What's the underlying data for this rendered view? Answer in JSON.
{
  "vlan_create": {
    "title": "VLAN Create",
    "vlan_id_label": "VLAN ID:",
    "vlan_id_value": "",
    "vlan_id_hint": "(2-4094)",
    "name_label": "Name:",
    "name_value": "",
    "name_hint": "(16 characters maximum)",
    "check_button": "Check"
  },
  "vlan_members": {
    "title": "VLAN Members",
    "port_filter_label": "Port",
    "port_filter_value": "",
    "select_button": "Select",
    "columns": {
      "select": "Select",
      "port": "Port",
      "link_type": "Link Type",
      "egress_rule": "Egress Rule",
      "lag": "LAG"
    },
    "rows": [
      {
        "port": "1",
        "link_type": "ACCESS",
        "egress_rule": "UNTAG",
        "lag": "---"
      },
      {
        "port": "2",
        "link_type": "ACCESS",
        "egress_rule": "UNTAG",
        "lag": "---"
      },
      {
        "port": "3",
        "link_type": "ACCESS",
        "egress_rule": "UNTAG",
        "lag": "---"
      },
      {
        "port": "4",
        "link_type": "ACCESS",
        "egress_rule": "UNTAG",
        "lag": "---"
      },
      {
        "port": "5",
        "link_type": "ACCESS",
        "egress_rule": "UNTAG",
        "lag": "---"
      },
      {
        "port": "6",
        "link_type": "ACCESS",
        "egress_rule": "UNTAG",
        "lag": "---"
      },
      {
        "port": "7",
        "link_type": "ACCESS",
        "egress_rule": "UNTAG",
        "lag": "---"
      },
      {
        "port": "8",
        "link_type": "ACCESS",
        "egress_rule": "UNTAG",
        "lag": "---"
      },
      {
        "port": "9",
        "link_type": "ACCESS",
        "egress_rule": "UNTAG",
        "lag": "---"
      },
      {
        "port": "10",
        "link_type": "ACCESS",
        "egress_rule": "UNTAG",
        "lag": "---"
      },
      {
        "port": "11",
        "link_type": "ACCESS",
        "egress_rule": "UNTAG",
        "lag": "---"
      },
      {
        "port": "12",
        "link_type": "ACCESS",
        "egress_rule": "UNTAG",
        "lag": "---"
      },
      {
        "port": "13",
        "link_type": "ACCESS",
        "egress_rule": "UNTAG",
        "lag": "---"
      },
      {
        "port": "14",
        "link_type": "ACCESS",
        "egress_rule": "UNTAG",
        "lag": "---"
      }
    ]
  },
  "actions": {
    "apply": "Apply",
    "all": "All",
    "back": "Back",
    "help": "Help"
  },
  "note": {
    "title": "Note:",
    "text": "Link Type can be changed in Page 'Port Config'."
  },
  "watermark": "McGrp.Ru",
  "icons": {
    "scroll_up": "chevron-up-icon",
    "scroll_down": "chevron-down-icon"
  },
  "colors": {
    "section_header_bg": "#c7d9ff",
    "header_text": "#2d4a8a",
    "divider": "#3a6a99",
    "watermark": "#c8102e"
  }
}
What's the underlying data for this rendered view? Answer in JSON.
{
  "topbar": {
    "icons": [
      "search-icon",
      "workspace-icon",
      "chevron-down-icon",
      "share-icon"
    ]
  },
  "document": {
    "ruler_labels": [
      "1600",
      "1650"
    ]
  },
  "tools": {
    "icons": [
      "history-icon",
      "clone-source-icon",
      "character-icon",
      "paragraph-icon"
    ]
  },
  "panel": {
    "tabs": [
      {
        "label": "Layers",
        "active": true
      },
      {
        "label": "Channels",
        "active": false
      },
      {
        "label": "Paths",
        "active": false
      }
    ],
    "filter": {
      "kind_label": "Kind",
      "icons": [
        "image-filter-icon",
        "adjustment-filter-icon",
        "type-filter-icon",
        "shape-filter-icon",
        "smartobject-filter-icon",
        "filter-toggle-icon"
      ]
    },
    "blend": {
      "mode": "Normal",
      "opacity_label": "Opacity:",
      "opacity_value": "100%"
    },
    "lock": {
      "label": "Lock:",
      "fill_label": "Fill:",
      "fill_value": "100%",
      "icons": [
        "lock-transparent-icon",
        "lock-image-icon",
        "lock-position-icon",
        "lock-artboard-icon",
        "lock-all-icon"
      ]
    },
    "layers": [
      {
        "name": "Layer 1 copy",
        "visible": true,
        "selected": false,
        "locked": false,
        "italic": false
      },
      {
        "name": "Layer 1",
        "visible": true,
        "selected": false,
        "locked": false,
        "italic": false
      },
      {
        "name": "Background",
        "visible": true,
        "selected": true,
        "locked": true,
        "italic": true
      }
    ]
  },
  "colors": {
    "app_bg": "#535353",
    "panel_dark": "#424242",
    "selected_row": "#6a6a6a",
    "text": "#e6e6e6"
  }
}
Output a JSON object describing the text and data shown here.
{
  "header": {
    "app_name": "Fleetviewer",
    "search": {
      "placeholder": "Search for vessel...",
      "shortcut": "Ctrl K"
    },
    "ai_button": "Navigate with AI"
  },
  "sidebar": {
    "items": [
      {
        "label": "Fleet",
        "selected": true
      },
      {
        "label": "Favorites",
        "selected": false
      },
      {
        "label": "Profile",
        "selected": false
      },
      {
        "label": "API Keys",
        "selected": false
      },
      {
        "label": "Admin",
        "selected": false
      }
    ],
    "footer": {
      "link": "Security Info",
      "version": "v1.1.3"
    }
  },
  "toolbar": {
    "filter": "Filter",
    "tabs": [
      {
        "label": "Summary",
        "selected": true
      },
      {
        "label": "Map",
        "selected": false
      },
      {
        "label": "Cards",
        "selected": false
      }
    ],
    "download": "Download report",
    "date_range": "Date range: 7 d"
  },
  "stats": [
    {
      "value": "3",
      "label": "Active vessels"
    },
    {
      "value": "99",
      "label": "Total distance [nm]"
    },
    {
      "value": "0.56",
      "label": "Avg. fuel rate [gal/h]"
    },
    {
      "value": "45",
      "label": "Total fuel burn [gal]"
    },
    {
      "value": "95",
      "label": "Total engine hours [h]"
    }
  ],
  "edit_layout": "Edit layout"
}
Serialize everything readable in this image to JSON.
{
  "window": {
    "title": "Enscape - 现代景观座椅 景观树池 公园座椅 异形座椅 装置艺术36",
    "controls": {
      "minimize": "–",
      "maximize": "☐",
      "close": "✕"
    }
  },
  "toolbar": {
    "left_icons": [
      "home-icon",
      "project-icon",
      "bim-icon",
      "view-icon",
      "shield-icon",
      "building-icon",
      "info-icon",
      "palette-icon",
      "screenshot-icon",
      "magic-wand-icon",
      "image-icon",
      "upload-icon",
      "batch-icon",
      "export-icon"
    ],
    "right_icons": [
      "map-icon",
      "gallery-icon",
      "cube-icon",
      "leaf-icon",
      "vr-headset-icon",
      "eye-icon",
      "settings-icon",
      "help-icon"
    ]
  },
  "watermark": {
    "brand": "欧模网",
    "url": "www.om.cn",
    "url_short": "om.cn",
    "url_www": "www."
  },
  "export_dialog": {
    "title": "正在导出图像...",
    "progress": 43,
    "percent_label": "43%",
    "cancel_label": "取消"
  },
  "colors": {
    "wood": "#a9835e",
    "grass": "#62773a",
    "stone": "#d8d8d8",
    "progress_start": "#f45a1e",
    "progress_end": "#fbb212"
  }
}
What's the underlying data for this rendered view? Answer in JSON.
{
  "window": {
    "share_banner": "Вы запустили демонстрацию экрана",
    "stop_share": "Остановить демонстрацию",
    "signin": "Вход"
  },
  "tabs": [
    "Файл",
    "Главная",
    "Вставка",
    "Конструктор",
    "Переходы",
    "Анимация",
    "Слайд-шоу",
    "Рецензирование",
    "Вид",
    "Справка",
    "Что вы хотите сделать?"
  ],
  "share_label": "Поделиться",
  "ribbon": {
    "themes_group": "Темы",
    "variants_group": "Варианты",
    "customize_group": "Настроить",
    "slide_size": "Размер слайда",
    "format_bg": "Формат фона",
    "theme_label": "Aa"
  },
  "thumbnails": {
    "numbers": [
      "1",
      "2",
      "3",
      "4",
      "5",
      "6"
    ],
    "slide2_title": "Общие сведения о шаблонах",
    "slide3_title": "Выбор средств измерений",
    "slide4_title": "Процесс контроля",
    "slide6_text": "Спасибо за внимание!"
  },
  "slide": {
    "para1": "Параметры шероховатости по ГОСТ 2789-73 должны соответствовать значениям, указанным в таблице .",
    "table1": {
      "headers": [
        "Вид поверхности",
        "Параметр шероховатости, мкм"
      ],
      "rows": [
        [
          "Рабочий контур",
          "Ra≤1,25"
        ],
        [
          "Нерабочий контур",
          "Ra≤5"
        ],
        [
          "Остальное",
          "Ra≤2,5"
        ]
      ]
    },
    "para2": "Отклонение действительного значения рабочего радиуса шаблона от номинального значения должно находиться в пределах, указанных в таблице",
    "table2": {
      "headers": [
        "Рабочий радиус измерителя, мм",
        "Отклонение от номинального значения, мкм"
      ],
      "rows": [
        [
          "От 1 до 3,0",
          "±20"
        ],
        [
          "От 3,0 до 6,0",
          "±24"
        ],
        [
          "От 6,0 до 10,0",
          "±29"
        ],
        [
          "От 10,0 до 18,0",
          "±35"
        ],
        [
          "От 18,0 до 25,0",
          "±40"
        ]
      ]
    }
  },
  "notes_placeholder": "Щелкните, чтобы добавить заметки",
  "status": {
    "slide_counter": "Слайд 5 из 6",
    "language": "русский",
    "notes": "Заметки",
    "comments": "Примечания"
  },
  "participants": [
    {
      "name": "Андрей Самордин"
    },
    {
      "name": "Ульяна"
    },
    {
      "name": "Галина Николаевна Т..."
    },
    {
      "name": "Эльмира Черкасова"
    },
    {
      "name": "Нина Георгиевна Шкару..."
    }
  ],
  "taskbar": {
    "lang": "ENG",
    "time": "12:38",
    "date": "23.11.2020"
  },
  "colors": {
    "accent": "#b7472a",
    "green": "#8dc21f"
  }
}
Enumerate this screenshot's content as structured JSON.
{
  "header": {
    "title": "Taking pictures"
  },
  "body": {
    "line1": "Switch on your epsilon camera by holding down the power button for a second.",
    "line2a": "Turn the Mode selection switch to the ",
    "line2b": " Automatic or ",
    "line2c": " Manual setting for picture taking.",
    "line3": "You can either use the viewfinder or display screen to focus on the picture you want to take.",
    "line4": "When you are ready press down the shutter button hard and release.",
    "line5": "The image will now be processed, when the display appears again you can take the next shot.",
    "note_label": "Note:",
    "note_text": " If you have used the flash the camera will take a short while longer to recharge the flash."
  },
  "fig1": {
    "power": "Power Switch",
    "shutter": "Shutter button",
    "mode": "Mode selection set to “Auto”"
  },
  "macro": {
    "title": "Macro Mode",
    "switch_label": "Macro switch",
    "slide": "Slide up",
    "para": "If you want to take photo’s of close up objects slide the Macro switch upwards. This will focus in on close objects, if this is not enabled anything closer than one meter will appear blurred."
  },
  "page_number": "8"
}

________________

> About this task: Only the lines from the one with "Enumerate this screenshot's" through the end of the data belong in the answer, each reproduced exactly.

> Task solution:
Enumerate this screenshot's content as structured JSON.
{
  "header": {
    "title": "Taking pictures"
  },
  "body": {
    "line1": "Switch on your epsilon camera by holding down the power button for a second.",
    "line2a": "Turn the Mode selection switch to the ",
    "line2b": " Automatic or ",
    "line2c": " Manual setting for picture taking.",
    "line3": "You can either use the viewfinder or display screen to focus on the picture you want to take.",
    "line4": "When you are ready press down the shutter button hard and release.",
    "line5": "The image will now be processed, when the display appears again you can take the next shot.",
    "note_label": "Note:",
    "note_text": " If you have used the flash the camera will take a short while longer to recharge the flash."
  },
  "fig1": {
    "power": "Power Switch",
    "shutter": "Shutter button",
    "mode": "Mode selection set to “Auto”"
  },
  "macro": {
    "title": "Macro Mode",
    "switch_label": "Macro switch",
    "slide": "Slide up",
    "para": "If you want to take photo’s of close up objects slide the Macro switch upwards. This will focus in on close objects, if this is not enabled anything closer than one meter will appear blurred."
  },
  "page_number": "8"
}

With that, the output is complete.